Nearly two years into the pandemic, buyers are still flocking to vacation homes to take advantage of remote work and low mortgage rates — but the market could be nearing its peak.
Demand for second homes was 87 percent above pre-pandemic levels in January, according to Redfin. The level of demand was its highest in a year, nearly rivaling the 90 percent gain from September 2020 and recovering from a summer dip.
Buyer interest in second homes surpassed demand for primary residences, which rose 42 percent above pre-pandemic levels in January, according to Redfin.
As mortgage rates tick up, however, demand is likely to falter.
“While I expect demand for second homes to remain higher than it was before the pandemic, mostly because of remote work, it may fall slightly in the coming year as mortgage rates continue to go up and fees for second-home loans increase,” said Redfin deputy chief economist Taylor Marr.
Rates surpassed 3.5 percent last month and Redfin expects the average mortgage rate to hit 3.9 percent by the end of the year.
Redfin measured demand by analyzing mortgage-rate lock data provided by Optimal Blue. About 80 percent of mortgage-rate locks result in home purchases.
Opportunities for buyers seeking second homes are also beginning to dwindle.
In seasonal towns, defined as those where at least 30 percent of housing is used for seasonal or recreational purposes, the number of homes for sale dropped by 29 percent year-over-year in the fourth quarter.

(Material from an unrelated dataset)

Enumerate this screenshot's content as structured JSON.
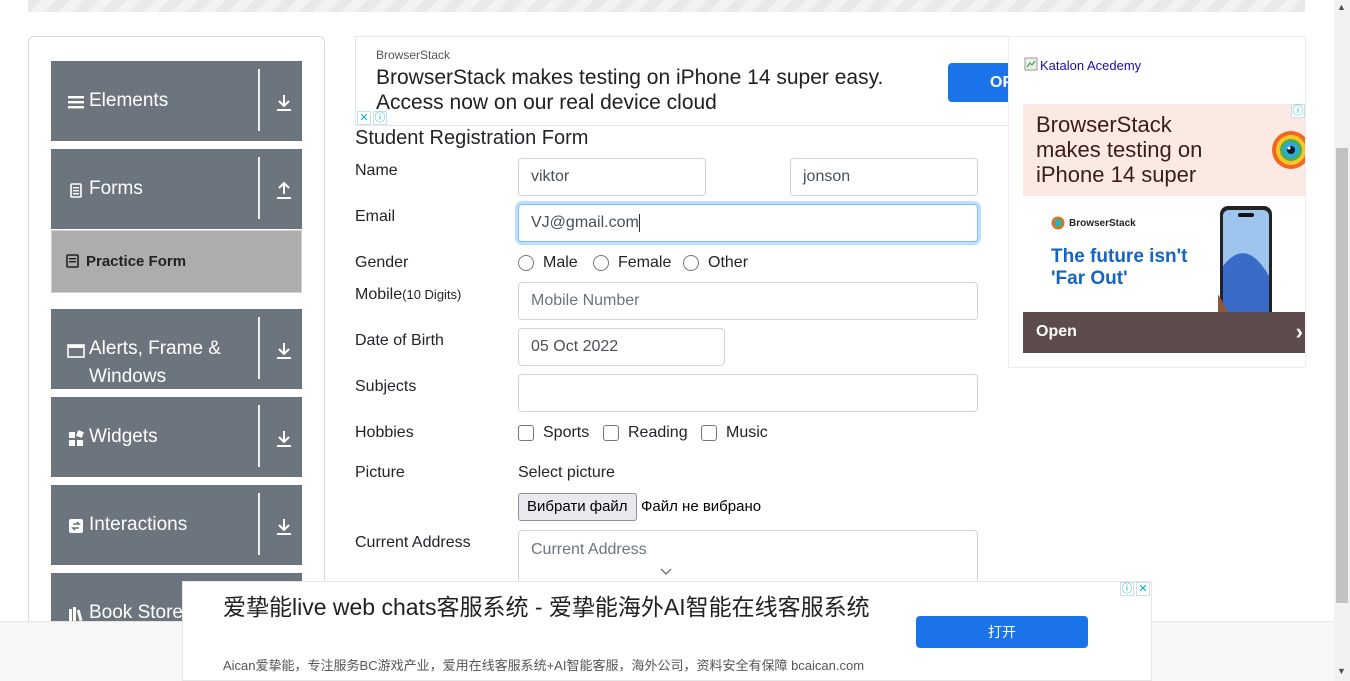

Prices in these towns rose 20 percent year-over-year in December to a $501,000 average, the 18th straight month of double-digit price growth.
In non-seasonal towns, inventory dropped by 16 percent, a much slower pace year-over-year. Prices rose 13 percent year-over-year, hitting $408,000.

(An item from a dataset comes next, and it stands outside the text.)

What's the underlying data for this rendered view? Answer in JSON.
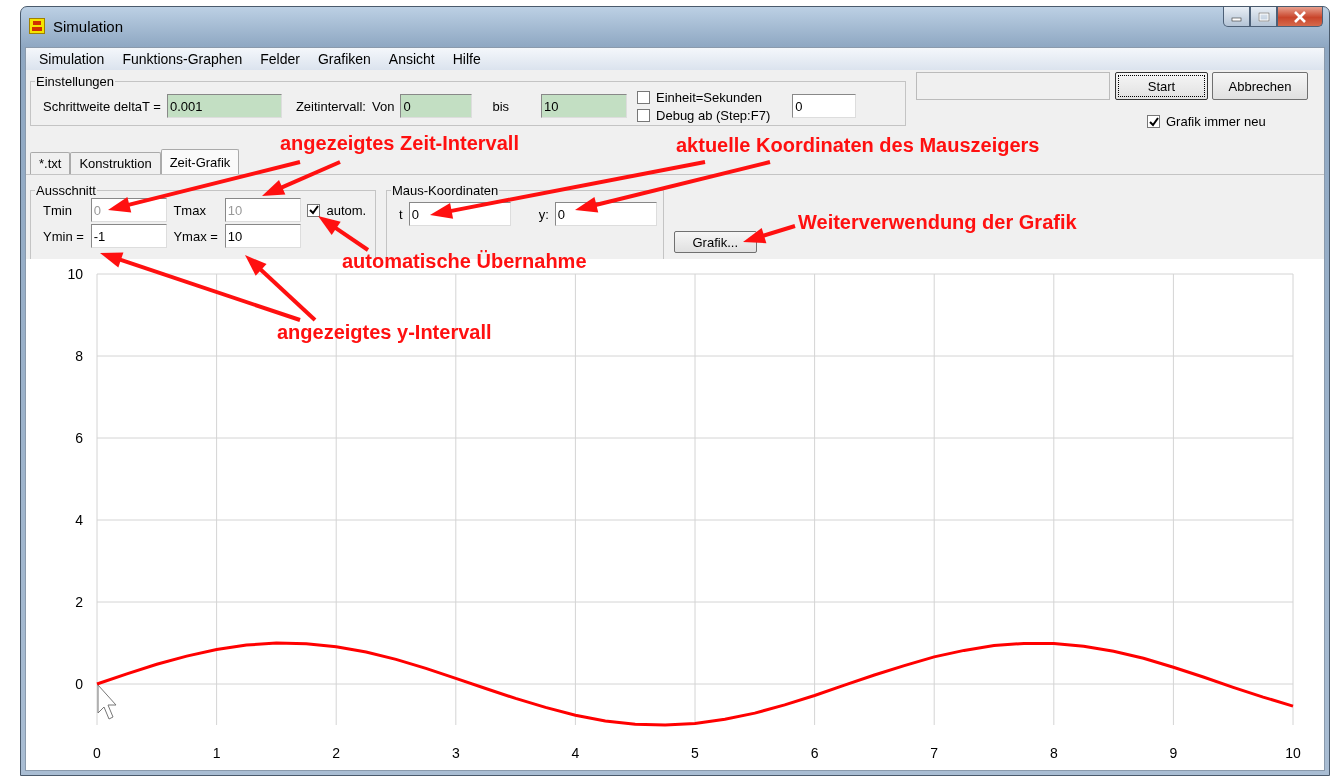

An analysis of mortgage-rate locks by Pacaso in December showed second-home buyers had developed a widespread interest in the Southeast. Franklin County, on the Florida panhandle, had the largest year-over-year increase in second-home purchases during the first 10 months of 2021. Other rising second-home markets include Sevier County in Tennessee and Trigg County in Kentucky.